Swedish Architectural Firm Delivers Home To Archipelago Via HelicopterNovember 15, 2019
An archipelago is a group or chain of islands. And while many might first think of the 6,000 Greek islands scattered across the Aegean and Ionian Seas, there are archipelagos all over the world, even in Sweden.
Located just minutes outside of Sweden’s capital city is the Stockholm archipelago. This system of nearly 30 thousand islands and islets is spread out across Öregrund to the north and Landsort to the south. The islands are diverse in their features, but largely are characterized as rugged, yet beautiful. They’re also only reachable by boat or ferry.
In the past, these islands were occupied by farmers and fisherman, but this has changed. According to Visit Sweden, the Stockholm archipelago, the largest in Sweden, now is home to some of the most luxurious and exclusive summer homes in the entire country. Also scattered across the archipelago are hostels and campsites, so one doesn’t need to be a local to experience what the islands have to offer.
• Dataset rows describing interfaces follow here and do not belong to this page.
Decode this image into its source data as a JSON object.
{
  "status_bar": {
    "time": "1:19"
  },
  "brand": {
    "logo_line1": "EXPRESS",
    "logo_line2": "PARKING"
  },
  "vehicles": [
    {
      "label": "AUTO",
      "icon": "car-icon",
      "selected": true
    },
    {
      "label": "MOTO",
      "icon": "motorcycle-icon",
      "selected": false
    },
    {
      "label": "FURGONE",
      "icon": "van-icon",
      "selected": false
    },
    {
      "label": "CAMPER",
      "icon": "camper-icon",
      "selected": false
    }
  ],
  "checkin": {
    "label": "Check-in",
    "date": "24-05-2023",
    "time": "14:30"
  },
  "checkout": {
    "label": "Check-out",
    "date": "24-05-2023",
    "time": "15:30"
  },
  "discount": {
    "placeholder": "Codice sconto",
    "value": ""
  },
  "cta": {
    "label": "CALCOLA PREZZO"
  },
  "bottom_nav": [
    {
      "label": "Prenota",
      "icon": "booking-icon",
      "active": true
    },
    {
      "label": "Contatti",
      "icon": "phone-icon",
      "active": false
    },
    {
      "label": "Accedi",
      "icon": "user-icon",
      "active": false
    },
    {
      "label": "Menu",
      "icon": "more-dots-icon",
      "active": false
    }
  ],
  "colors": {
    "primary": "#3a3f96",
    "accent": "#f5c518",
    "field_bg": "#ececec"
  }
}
While there are thousands of homes there, constructing them isn’t an easy endeavor. With no roads or bridges leading to the islands, and oftentimes no paved roads once on the islands, sometimes the hardest part of building a home is simply getting materials there. Usually ferries are used to transport materials, but this is not always the case.
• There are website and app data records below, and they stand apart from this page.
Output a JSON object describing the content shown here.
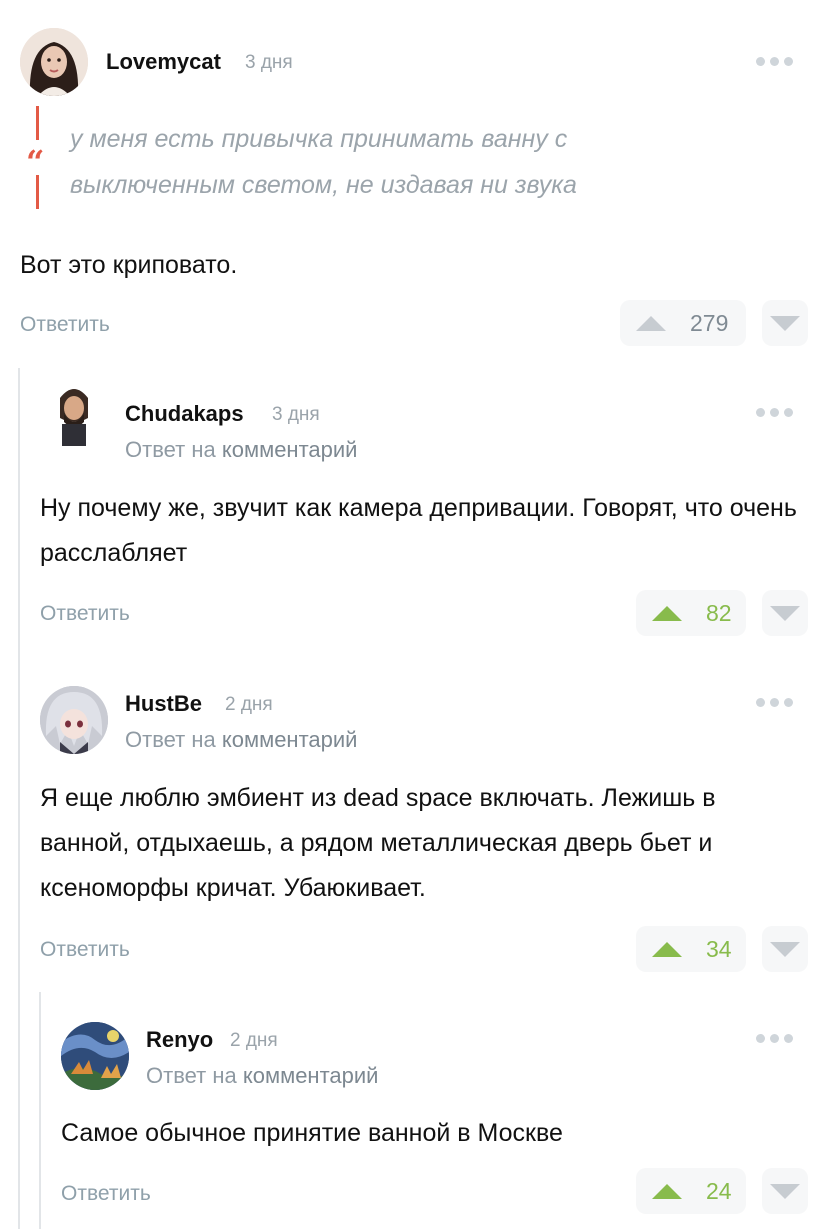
{
  "comments": [
    {
      "author": "Lovemycat",
      "time": "3 дня",
      "quote": "у меня есть привычка принимать ванну с выключенным светом, не издавая ни звука",
      "text": "Вот это криповато.",
      "reply_label": "Ответить",
      "votes": "279"
    },
    {
      "author": "Chudakaps",
      "time": "3 дня",
      "reply_to_prefix": "Ответ на",
      "reply_to_link": "комментарий",
      "text": "Ну почему же, звучит как камера депривации. Говорят, что очень расслабляет",
      "reply_label": "Ответить",
      "votes": "82"
    },
    {
      "author": "HustBe",
      "time": "2 дня",
      "reply_to_prefix": "Ответ на",
      "reply_to_link": "комментарий",
      "text": "Я еще люблю эмбиент из dead space включать. Лежишь в ванной, отдыхаешь, а рядом металлическая дверь бьет и ксеноморфы кричат. Убаюкивает.",
      "reply_label": "Ответить",
      "votes": "34"
    },
    {
      "author": "Renyo",
      "time": "2 дня",
      "reply_to_prefix": "Ответ на",
      "reply_to_link": "комментарий",
      "text": "Самое обычное принятие ванной в Москве",
      "reply_label": "Ответить",
      "votes": "24"
    }
  ],
  "colors": {
    "accent_positive": "#88bb4c",
    "quote_accent": "#e35a46",
    "muted_text": "#8fa0aa"
  },
  "icons": [
    "more-options-icon",
    "upvote-icon",
    "downvote-icon",
    "quote-icon"
  ]
}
Recently, the Stockholm-based architectural firm Anders Berensson Architects took a different approach. When tasked with designing a home for the remote archipelago island of Skarprunmarn, which is particularly rocky and has no paved roads, it got creative.
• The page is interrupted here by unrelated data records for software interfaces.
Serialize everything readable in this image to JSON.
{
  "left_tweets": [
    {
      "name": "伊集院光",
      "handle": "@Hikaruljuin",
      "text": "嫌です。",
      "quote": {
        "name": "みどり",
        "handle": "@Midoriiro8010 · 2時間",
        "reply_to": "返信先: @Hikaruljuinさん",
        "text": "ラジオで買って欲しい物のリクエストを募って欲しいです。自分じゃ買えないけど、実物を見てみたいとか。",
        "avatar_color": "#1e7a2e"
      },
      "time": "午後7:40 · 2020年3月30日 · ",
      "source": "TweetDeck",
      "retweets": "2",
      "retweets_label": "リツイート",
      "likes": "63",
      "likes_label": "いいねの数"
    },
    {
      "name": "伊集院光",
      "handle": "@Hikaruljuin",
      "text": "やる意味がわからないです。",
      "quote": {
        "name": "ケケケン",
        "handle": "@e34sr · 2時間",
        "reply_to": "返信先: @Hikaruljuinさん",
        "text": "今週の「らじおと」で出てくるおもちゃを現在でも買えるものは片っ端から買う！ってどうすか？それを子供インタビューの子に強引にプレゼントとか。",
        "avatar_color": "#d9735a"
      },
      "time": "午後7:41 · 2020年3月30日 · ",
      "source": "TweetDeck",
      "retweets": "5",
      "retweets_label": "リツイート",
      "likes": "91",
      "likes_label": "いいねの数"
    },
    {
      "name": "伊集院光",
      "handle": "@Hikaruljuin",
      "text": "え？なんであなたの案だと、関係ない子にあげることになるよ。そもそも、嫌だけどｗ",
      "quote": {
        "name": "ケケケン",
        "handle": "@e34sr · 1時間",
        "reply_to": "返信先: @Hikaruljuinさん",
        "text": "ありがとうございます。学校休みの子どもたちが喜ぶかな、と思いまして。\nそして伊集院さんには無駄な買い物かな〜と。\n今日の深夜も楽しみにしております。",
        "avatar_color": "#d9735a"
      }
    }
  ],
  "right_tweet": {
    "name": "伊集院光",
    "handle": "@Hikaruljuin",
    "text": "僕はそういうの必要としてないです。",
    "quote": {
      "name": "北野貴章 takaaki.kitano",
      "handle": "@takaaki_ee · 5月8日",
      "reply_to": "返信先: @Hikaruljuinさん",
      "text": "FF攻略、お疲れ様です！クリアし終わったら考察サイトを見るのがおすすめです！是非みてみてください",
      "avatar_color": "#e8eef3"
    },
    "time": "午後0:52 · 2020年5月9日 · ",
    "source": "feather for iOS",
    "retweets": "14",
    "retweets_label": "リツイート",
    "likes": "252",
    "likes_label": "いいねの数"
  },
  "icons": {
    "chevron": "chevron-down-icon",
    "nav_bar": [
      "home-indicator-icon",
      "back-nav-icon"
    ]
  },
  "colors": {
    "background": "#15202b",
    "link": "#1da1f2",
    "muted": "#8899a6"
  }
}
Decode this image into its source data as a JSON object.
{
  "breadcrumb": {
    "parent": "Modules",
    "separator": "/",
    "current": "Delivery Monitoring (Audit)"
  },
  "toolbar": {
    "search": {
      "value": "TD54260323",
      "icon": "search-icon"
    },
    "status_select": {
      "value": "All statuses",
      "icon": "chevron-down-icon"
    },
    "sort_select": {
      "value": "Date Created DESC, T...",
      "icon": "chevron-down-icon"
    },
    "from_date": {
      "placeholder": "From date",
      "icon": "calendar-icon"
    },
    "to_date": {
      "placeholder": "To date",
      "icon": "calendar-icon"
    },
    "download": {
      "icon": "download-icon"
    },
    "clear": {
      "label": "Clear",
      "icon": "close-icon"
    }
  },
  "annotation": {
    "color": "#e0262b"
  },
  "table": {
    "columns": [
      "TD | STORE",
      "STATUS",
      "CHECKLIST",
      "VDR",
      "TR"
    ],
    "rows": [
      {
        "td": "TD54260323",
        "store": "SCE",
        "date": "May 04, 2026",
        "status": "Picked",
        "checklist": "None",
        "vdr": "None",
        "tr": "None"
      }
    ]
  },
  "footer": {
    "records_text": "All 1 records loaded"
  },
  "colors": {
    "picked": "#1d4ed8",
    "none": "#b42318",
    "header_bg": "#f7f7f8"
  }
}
How creative? Well, the team designed and built a prefab home into four pieces, and then delivered it to the island via helicopter.
Once on the island, a modular housing company, Sommarnöjen, began putting it together. And it’s good they got creative in the design and delivery, because the home, now dubbed as the Zartmann House, is stunning.
As described by CURBED, “The main home is split into two rectangular volumes that are arranged side by side. A living room and kitchen take up one rectangle, while two bedrooms and a bathroom account for the other. Sliding glass doors at the end of the house open onto a wooden deck where a raised walkway connects the main living areas to a guest room and sauna.”
If we’ve learned anything from the Zartmann House, it’s that one must be creative when designing and building a home on a Stockholm archipelago island.